Officers also recovered a pistol-style revolver found to contain three rounds of ammunition, along with a single live round jammed inside the chamber, which was concealed within the rear pocket of the driver’s seat.

Both weapons were taken to the lab after initial examination suggested both were viable firearms.

During the search of another vehicle, officers recovered a quantity of live shotgun cartridges found hidden in a sock inside in the vehicle.

Detective Inspector Richard Mullan from the Viper team, said “ The Viper teams works alongside the BCU and Specialist Crime teams to make it harder for criminals to engage in gun crime. This seizure is another great example of our dedication to remove guns from the streets and reduce violence.”

The Statistics

Over 6,000 people have been arrested by “violence suppression units” (VSUs) in areas where knife and gun crime is most prevalent, the Met Police says. 

The VSUs have seized 1,142 weapons and £1.5m in “criminal cash” since their creation, the force says.

Violent crime in London has fallen in the past year, but it is thought this could be due to the pandemic. 

VSU police officers are dedicated to specific areas, giving them a greater knowledge of the places and people.

They work in plain-clothes and include officers more experienced in dealing with street crime.
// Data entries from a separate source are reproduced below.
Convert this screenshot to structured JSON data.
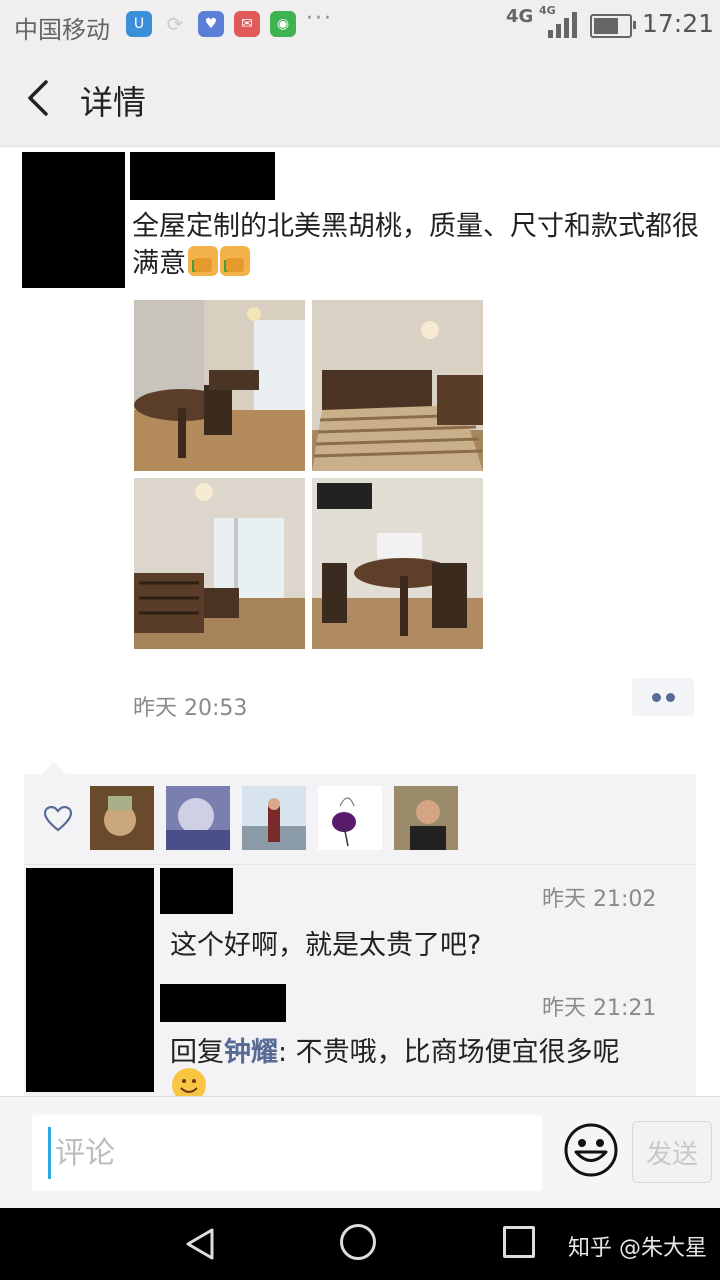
{
  "status_bar": {
    "carrier": "中国移动",
    "network_1": "4G",
    "network_2": "4G",
    "time": "17:21",
    "more": "···"
  },
  "nav": {
    "title": "详情"
  },
  "post": {
    "text": "全屋定制的北美黑胡桃，质量、尺寸和款式都很满意",
    "time": "昨天 20:53"
  },
  "comments": [
    {
      "time": "昨天 21:02",
      "text": "这个好啊，就是太贵了吧?"
    },
    {
      "time": "昨天 21:21",
      "reply_prefix": "回复",
      "reply_to": "钟耀",
      "text": ": 不贵哦，比商场便宜很多呢"
    }
  ],
  "input": {
    "placeholder": "评论",
    "send_label": "发送"
  },
  "watermark": "知乎 @朱大星",
  "colors": {
    "link_blue": "#576b95",
    "panel_bg": "#f3f3f5",
    "bar_bg": "#efefef"
  }
}
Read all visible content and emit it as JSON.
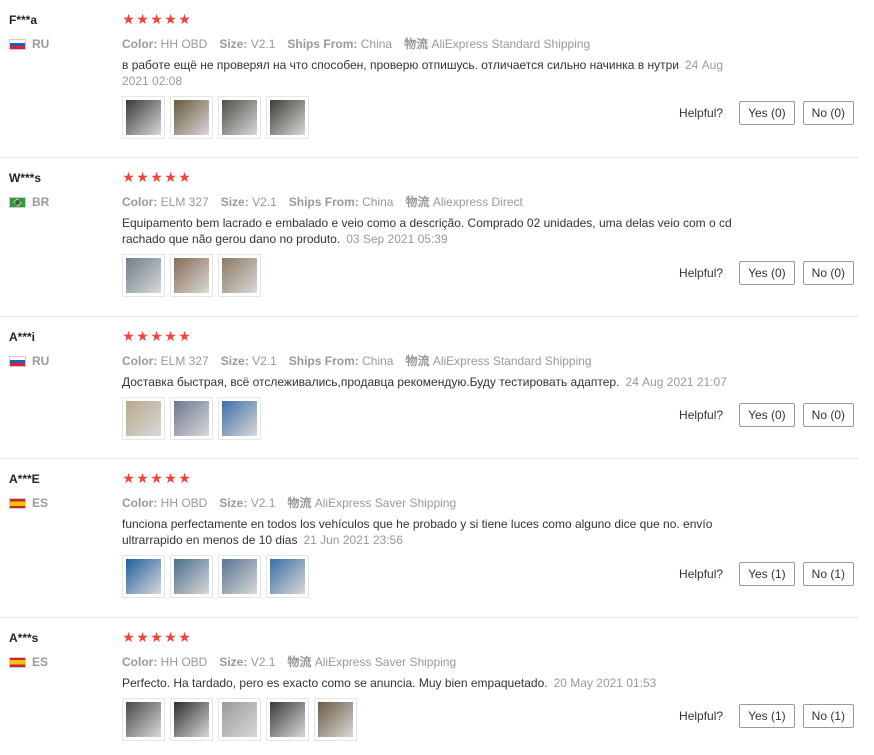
{
  "helpful_label": "Helpful?",
  "reviews": [
    {
      "user": "F***a",
      "country": "RU",
      "flag": "ru",
      "stars": [
        "★",
        "★",
        "★",
        "★",
        "★"
      ],
      "attrs": [
        {
          "label": "Color:",
          "value": "HH OBD"
        },
        {
          "label": "Size:",
          "value": "V2.1"
        },
        {
          "label": "Ships From:",
          "value": "China"
        },
        {
          "label": "物流",
          "value": "AliExpress Standard Shipping"
        }
      ],
      "text": "в работе ещё не проверял на что способен, проверю отпишусь. отличается сильно начинка в нутри",
      "date": "24 Aug 2021 02:08",
      "thumbs": [
        "#3a3a3a",
        "#6b5a3e",
        "#4d5249",
        "#3c3f35"
      ],
      "yes": "Yes (0)",
      "no": "No (0)"
    },
    {
      "user": "W***s",
      "country": "BR",
      "flag": "br",
      "stars": [
        "★",
        "★",
        "★",
        "★",
        "★"
      ],
      "attrs": [
        {
          "label": "Color:",
          "value": "ELM 327"
        },
        {
          "label": "Size:",
          "value": "V2.1"
        },
        {
          "label": "Ships From:",
          "value": "China"
        },
        {
          "label": "物流",
          "value": "Aliexpress Direct"
        }
      ],
      "text": "Equipamento bem lacrado e embalado e veio como a descrição. Comprado 02 unidades, uma delas veio com o cd rachado que não gerou dano no produto.",
      "date": "03 Sep 2021 05:39",
      "thumbs": [
        "#6f7f8a",
        "#8a6a55",
        "#8c7a63"
      ],
      "yes": "Yes (0)",
      "no": "No (0)"
    },
    {
      "user": "A***i",
      "country": "RU",
      "flag": "ru",
      "stars": [
        "★",
        "★",
        "★",
        "★",
        "★"
      ],
      "attrs": [
        {
          "label": "Color:",
          "value": "ELM 327"
        },
        {
          "label": "Size:",
          "value": "V2.1"
        },
        {
          "label": "Ships From:",
          "value": "China"
        },
        {
          "label": "物流",
          "value": "AliExpress Standard Shipping"
        }
      ],
      "text": "Доставка быстрая, всё отслеживались,продавца рекомендую.Буду тестировать адаптер.",
      "date": "24 Aug 2021 21:07",
      "thumbs": [
        "#b9a98c",
        "#6d7894",
        "#3e6ea8"
      ],
      "yes": "Yes (0)",
      "no": "No (0)"
    },
    {
      "user": "A***E",
      "country": "ES",
      "flag": "es",
      "stars": [
        "★",
        "★",
        "★",
        "★",
        "★"
      ],
      "attrs": [
        {
          "label": "Color:",
          "value": "HH OBD"
        },
        {
          "label": "Size:",
          "value": "V2.1"
        },
        {
          "label": "物流",
          "value": "AliExpress Saver Shipping"
        }
      ],
      "text": "funciona perfectamente en todos los vehículos que he probado y si tiene luces como alguno dice que no. envío ultrarrapido en menos de 10 dias",
      "date": "21 Jun 2021 23:56",
      "thumbs": [
        "#1f5f9c",
        "#4a6d8c",
        "#5a7494",
        "#3a6ea5"
      ],
      "yes": "Yes (1)",
      "no": "No (1)"
    },
    {
      "user": "A***s",
      "country": "ES",
      "flag": "es",
      "stars": [
        "★",
        "★",
        "★",
        "★",
        "★"
      ],
      "attrs": [
        {
          "label": "Color:",
          "value": "HH OBD"
        },
        {
          "label": "Size:",
          "value": "V2.1"
        },
        {
          "label": "物流",
          "value": "AliExpress Saver Shipping"
        }
      ],
      "text": "Perfecto. Ha tardado, pero es exacto como se anuncia. Muy bien empaquetado.",
      "date": "20 May 2021 01:53",
      "thumbs": [
        "#4a4a4a",
        "#2e2e2e",
        "#9a9a9a",
        "#3b3b3b",
        "#6e5a45"
      ],
      "yes": "Yes (1)",
      "no": "No (1)"
    }
  ]
}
They attempt to spot offenders based on their body language and how they react to being the subject of attention. 

The Met said in their first year, VSUs had resulted in the seizure of a kilo of heroin, the discovery of a loaded gun, and the arrest of suspects in a stabbing in the London borough of Haringey.

Other results included: 

  • 6,031 arrests made for violent offences including robbery, GBH and murder
  • 1,142 knives and weapons seized 
  • 81 firearms recovered 
  • 1,256 warrants carried out 
  • £1.5m in cash from criminality confiscated 
  • 3,000 weapon sweeps carried out 

Much of their work on the streets is aimed at establishing whether to stop and search suspects. 

With Black Lives Matter and heightened awareness of the sensitivities of stop and search, the VSU approach has added to concerns among critics of the tactic. Some say that it is racist and doesn’t work.

Last year the mayor of London published early figures suggesting seven to eight per cent of stop and search incidents were due to the new VSUs. 

Stop and search often results in more black and ethnic minority suspects being apprehended than would be proportionate for the population. 

But Sgt Griggs said it was a vital tool as long as police adopted a friendly and casual manner towards suspects.

“It’s easier for them and they’re more forthcoming with information,” he said.

Sgt Griggs and his colleague PC Al Place searched three young black men on the basis that they were suspiciously parked in a back street with no obvious reason for being there. 

The officers felt justified in moving in when one of the men threw litter from a window. 

Nothing was found during the search but Sgt Greggs said he recognised one of the three as a member of a gang.

“They’re well known to us: robberies, drugs. I think the last time they were arrested was [for] possession of a sword,” he said.